Quest design – fixing the symptoms?
Summary: Blogger read interesting article about MMO quest design, but do not agree with that the right conclusions has been drawn from player behaviour analysis. Discuss among yourselves.
In that article she mentions that it used to be that MMO designers thought that players really wanted story content, as they did in single-player RPGs, but once they started measuring player behaviour, they noticed that people skipped long texts and just went on with the the task, so that they could progress to the “real” content (“end game”, “elder game” or something similar presumably). Hence game designers now tend to put in short and basic missions/quests, i.e. the all too familiar “kill ten rats” and its relatives.
I am not surprised at all by this. But I do really wonder why it seems that the conclusion was reached that mission/quests should become more basic and just something on the way to reach the “real” content?
- Apparently players of single-player RPGs are more story oriented. Is the player demographic very much different here between single player RPGs and MMORPGs, or do they same player want entirely different things because they are playing an MMO? Since many single player RPGs would be offline games I am not sure if they actually can do some reliable measurements for those games to compare.
- Since it says that players mainly want to progress as fast as possible to the “real” content, would that not really be a concern to question the whole design of the game from the start to this “real” content?

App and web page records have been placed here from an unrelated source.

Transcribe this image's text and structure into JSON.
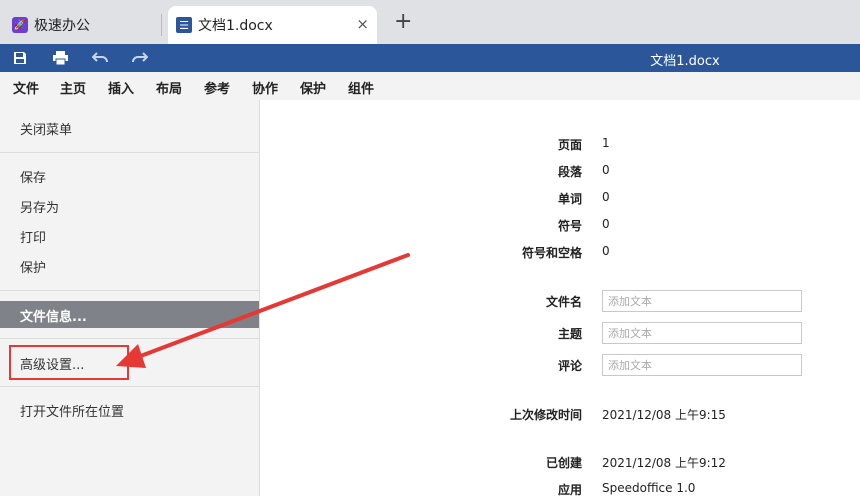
{
  "tabs": {
    "home_label": "极速办公",
    "doc_label": "文档1.docx",
    "close_symbol": "×",
    "new_tab_symbol": "+"
  },
  "titlebar": {
    "title": "文档1.docx"
  },
  "menu": [
    "文件",
    "主页",
    "插入",
    "布局",
    "参考",
    "协作",
    "保护",
    "组件"
  ],
  "sidebar": {
    "close_menu": "关闭菜单",
    "save": "保存",
    "save_as": "另存为",
    "print": "打印",
    "protect": "保护",
    "file_info": "文件信息...",
    "advanced": "高级设置...",
    "open_location": "打开文件所在位置"
  },
  "info": {
    "stats": [
      {
        "label": "页面",
        "value": "1"
      },
      {
        "label": "段落",
        "value": "0"
      },
      {
        "label": "单词",
        "value": "0"
      },
      {
        "label": "符号",
        "value": "0"
      },
      {
        "label": "符号和空格",
        "value": "0"
      }
    ],
    "fields": [
      {
        "label": "文件名",
        "placeholder": "添加文本"
      },
      {
        "label": "主题",
        "placeholder": "添加文本"
      },
      {
        "label": "评论",
        "placeholder": "添加文本"
      }
    ],
    "modified_label": "上次修改时间",
    "modified_value": "2021/12/08 上午9:15",
    "created_label": "已创建",
    "created_value": "2021/12/08 上午9:12",
    "app_label": "应用",
    "app_value": "Speedoffice 1.0"
  },
  "colors": {
    "brand": "#2b579a",
    "accent_app": "#6a3fd1",
    "annotation": "#e53935",
    "active_item": "#7f8389"
  }
}
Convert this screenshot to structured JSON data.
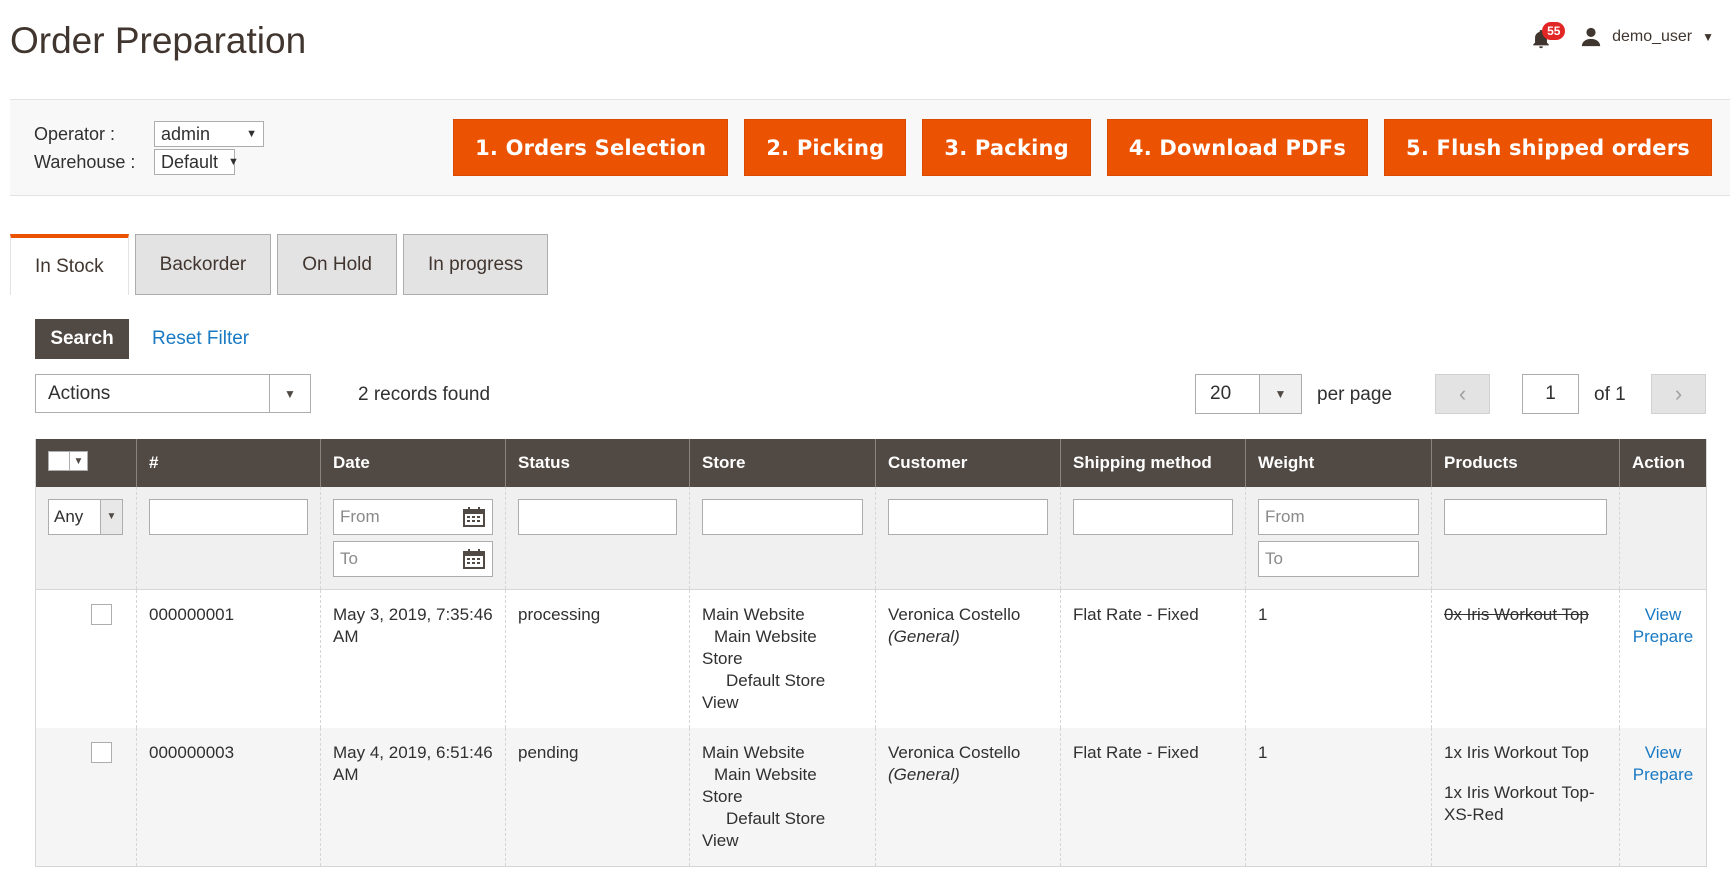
{
  "page": {
    "title": "Order Preparation"
  },
  "header": {
    "notifications_count": "55",
    "username": "demo_user"
  },
  "toolbar": {
    "operator_label": "Operator :",
    "operator_value": "admin",
    "warehouse_label": "Warehouse :",
    "warehouse_value": "Default",
    "steps": [
      "1. Orders Selection",
      "2. Picking",
      "3. Packing",
      "4. Download PDFs",
      "5. Flush shipped orders"
    ]
  },
  "tabs": [
    "In Stock",
    "Backorder",
    "On Hold",
    "In progress"
  ],
  "active_tab": "In Stock",
  "search": {
    "search_label": "Search",
    "reset_label": "Reset Filter"
  },
  "grid_controls": {
    "actions_label": "Actions",
    "records_found": "2 records found",
    "per_page_value": "20",
    "per_page_label": "per page",
    "current_page": "1",
    "of_pages": "of 1"
  },
  "columns": [
    "#",
    "Date",
    "Status",
    "Store",
    "Customer",
    "Shipping method",
    "Weight",
    "Products",
    "Action"
  ],
  "filters": {
    "any_label": "Any",
    "date_from": "From",
    "date_to": "To",
    "weight_from": "From",
    "weight_to": "To"
  },
  "rows": [
    {
      "id": "000000001",
      "date": "May 3, 2019, 7:35:46 AM",
      "status": "processing",
      "store": {
        "website": "Main Website",
        "store_line1": "Main Website",
        "store_line2": "Store",
        "view_line1": "Default Store",
        "view_line2": "View"
      },
      "customer": "Veronica Costello",
      "customer_group": "(General)",
      "shipping": "Flat Rate - Fixed",
      "weight": "1",
      "products": [
        "0x Iris Workout Top"
      ],
      "action_view": "View",
      "action_prepare": "Prepare"
    },
    {
      "id": "000000003",
      "date": "May 4, 2019, 6:51:46 AM",
      "status": "pending",
      "store": {
        "website": "Main Website",
        "store_line1": "Main Website",
        "store_line2": "Store",
        "view_line1": "Default Store",
        "view_line2": "View"
      },
      "customer": "Veronica Costello",
      "customer_group": "(General)",
      "shipping": "Flat Rate - Fixed",
      "weight": "1",
      "products": [
        "1x Iris Workout Top",
        "1x Iris Workout Top-XS-Red"
      ],
      "action_view": "View",
      "action_prepare": "Prepare"
    }
  ],
  "colors": {
    "accent": "#eb5202",
    "header_bg": "#514943",
    "link": "#1979c3"
  }
}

Maybe it is not the presence of a story that is the problem here, but when it is presented and the size of this gap that the story intended to fill.
- Missions/quests with real story content is still put in the game, but that seems typically to be put in in the later parts of the game (with later I assume at higher levels in a level-based game) and the early levels will mainly be filled with the simple and basic quests. So this seems to indicate that people are not really against story content, as long as it is presented in reasonably sized chunks and at the right time.
Perhaps MMO companies have come to the conclusion that they still will need that long time to reach these “other goals” and that the time up to that goal should be filled with “content” that is cheap to make, but still somewhat fun or attractive from time to time, enough to keep players around. Shorten that time and the players might be leaving too soon to get the bills paid. The simplification of missions/quests makes sense from that point of view.
I quite agree with that there is not room for hundreds or even thousands of story-focused missions/quests during the progression of a character in a level-based game. But I think what should be addressed would rather be these gaps and significantly shorten the progression time (if levels or similar is used) – not fill it with “content”. Give the option to experience the story-focused missions/quests at any time instead of at a certain point in the progression path.
Give people incentives to stick around after they have “won” the game and give many different incentives – one being story-focused missions/quests. Some but not all players will enjoy that. Other players will enjoy other parts.
The progression should only really be enough that the player has mastered the fundamentals and then let the players decide themselves what content they will consume and when this will happen.
This is perhaps going on a bit of a tangent from the area of the original article, but when I read the article I really wondered if there had been a more in-depth analysis on player behaviour or if it really was just fixing the symptoms rather then the cause of the issues – which was my impression from reading the article.